BMS-955176 was tested in a classical phase Ib (or IIa) dose-ranging study in HIV-1 infected participants who were not on therapy. This agent has very good pharmacokinetics that support once daily dosing, low serum binding and tight binding to HIV gag protein. Six once daily doses of 176 were tested over a 10-day period with follow-up off therapy through day 24. Eight subjects were treated in each dose group and there were 12 placebo recipients (2 in each dose cohort). Almost all participants were white men and the median baseline HIV RNA was in the 10,000 c/mL range. The three highest doses, 40, 80 and 120 mg once daily, produced a 1.5 to 1.7 log10 (30 to 50 fold) decline in HIV RNA over the 10 day period with no substantial difference in patients that harbored virus with some of the baseline polymorphisms associated with decreased bevirimat response. There was some persistence of HIV RNA suppression after the drug was stopped consistent with the long half-life of the drug. No safety signals were apparent in this small study.

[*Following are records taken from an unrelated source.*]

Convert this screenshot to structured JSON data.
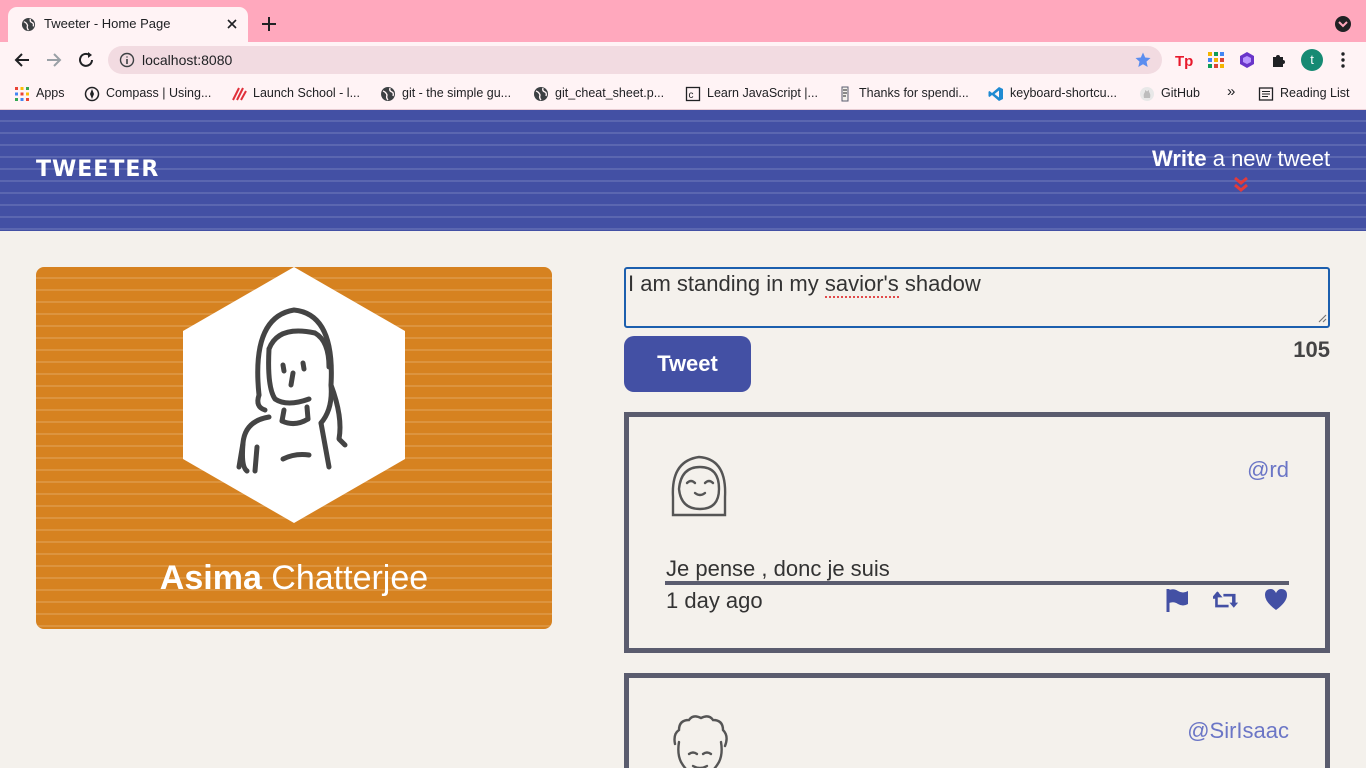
{
  "browser": {
    "tab_title": "Tweeter - Home Page",
    "url": "localhost:8080",
    "profile_initial": "t",
    "bookmarks": [
      {
        "label": "Apps",
        "icon": "apps-grid-icon"
      },
      {
        "label": "Compass | Using...",
        "icon": "compass-icon"
      },
      {
        "label": "Launch School - l...",
        "icon": "launch-school-icon"
      },
      {
        "label": "git - the simple gu...",
        "icon": "globe-icon"
      },
      {
        "label": "git_cheat_sheet.p...",
        "icon": "globe-icon"
      },
      {
        "label": "Learn JavaScript |...",
        "icon": "codecademy-icon"
      },
      {
        "label": "Thanks for spendi...",
        "icon": "page-icon"
      },
      {
        "label": "keyboard-shortcu...",
        "icon": "vscode-icon"
      },
      {
        "label": "GitHub",
        "icon": "github-icon"
      }
    ],
    "reading_list": "Reading List",
    "overflow": "»"
  },
  "header": {
    "brand": "TWEETER",
    "compose_bold": "Write",
    "compose_rest": " a new tweet"
  },
  "profile": {
    "first_name": "Asima",
    "last_name": " Chatterjee"
  },
  "composer": {
    "text_before": "I am standing in my ",
    "text_misspelled": "savior's",
    "text_after": " shadow",
    "button": "Tweet",
    "counter": "105"
  },
  "tweets": [
    {
      "handle": "@rd",
      "text": "Je pense , donc je suis",
      "time": "1 day ago"
    },
    {
      "handle": "@SirIsaac"
    }
  ],
  "colors": {
    "header_bg": "#4350a4",
    "profile_bg": "#d68220",
    "accent": "#4350a4",
    "handle": "#6b76c6",
    "chevron": "#e23b3b",
    "page_bg": "#f4f1ec",
    "tab_strip": "#ffa8bd"
  }
}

This study paves the way for a phase IIB study with longer term dosing likely with 2 or 3 of the higher doses that demonstrated the greatest antiviral effect. The potency may not be enough for this drug to be compared to an anchor agent in first line therapy but the fact that it is once daily, low milligram dosing and has activity that rivals the most potent NRTI and CCR5 antagonists suggests that this drug would have potential across the spectrum of HIV treatment and may provide a strong partner to other agents in treatment experienced patients with multi-class resistant virus.
CROI: BMS-955176: Antiviral Activity and Safety of a Second-Generation HIV-1 Maturation Inhibitor - (02/27/15)